“What the …” I uttered, watching the scenario unfold in front of my eyes. Ives just smiled. I was so surprised by the situation that I missed the fish as it desperately tried to get at the Stimulator before it entered some choppy water and disappeared altogether.
The fly, well out of reach of the fish, skied across the river and stretched my fly line out below me. I watched as the brown – maybe 17 inches of river-conditioned salmonid – moved right back to its lie ahead of the second trout that was roughly the same size. Could it be? Could I get another shot at this fish? Or, perish the thought, the other fish?
“Cast again,” Ives said.
I lifted the rod and immediately felt resistance. Thinking I’d snagged up on a rock or a piece of drowned wood, I turned downstream and watched as my leader and fly line started to move off the bank and into the current. I was hooked up to another fish that apparently couldn’t resist the skated Stimmy. A few minutes later, Ives posed for a photo with a nice Rio Mogote brown trout, the happy accident that occurred despite my close-minded approach to spring angling in Chile.
Once again, my perception had failed me. And it was a good lesson. From then on, for about the next two weeks, I put my perception on the shelf. Spring in Patagonia isn’t necessarily like spring in Idaho. And a skated Stimulator in a gin-clear, backcountry river can, indeed, pull a chunky brown out of its comfortable resting place.
Eduardo was right. I needed more dry flies. I put the lodge’s vise through its paces on that trip. If you’re smart, and if you’re lucky enough to fly fish Chilean Patagonia anytime soon, you’ll go to school on my faulty perception. Tie flies at home. Spend your time at the lodge enjoying cocktails and playing pool.

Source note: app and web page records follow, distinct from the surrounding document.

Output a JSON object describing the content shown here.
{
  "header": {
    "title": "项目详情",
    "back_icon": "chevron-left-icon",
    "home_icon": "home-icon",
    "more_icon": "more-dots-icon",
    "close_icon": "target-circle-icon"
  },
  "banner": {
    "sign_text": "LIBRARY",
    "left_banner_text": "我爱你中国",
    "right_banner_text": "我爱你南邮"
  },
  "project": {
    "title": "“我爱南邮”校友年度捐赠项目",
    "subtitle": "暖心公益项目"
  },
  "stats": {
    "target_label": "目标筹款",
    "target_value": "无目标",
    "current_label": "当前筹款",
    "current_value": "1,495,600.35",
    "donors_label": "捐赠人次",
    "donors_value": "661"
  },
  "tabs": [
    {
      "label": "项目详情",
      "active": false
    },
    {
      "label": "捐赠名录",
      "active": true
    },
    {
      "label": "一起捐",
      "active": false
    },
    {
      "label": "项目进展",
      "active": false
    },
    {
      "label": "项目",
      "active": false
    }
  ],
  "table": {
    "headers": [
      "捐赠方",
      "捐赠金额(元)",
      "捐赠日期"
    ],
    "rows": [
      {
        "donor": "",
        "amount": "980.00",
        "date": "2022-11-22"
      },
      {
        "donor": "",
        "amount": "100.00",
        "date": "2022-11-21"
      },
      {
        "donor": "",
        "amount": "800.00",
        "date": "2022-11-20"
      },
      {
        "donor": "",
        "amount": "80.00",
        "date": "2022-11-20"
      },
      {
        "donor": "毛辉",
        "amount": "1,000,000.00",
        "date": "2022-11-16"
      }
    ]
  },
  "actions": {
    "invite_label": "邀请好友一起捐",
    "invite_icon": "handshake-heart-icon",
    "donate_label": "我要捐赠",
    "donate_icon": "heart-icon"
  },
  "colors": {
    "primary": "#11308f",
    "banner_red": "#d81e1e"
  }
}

Spring in Patagonia is for dry flies. Don’t believe me? Well, I can’t blame you. You just might have to see it for yourself.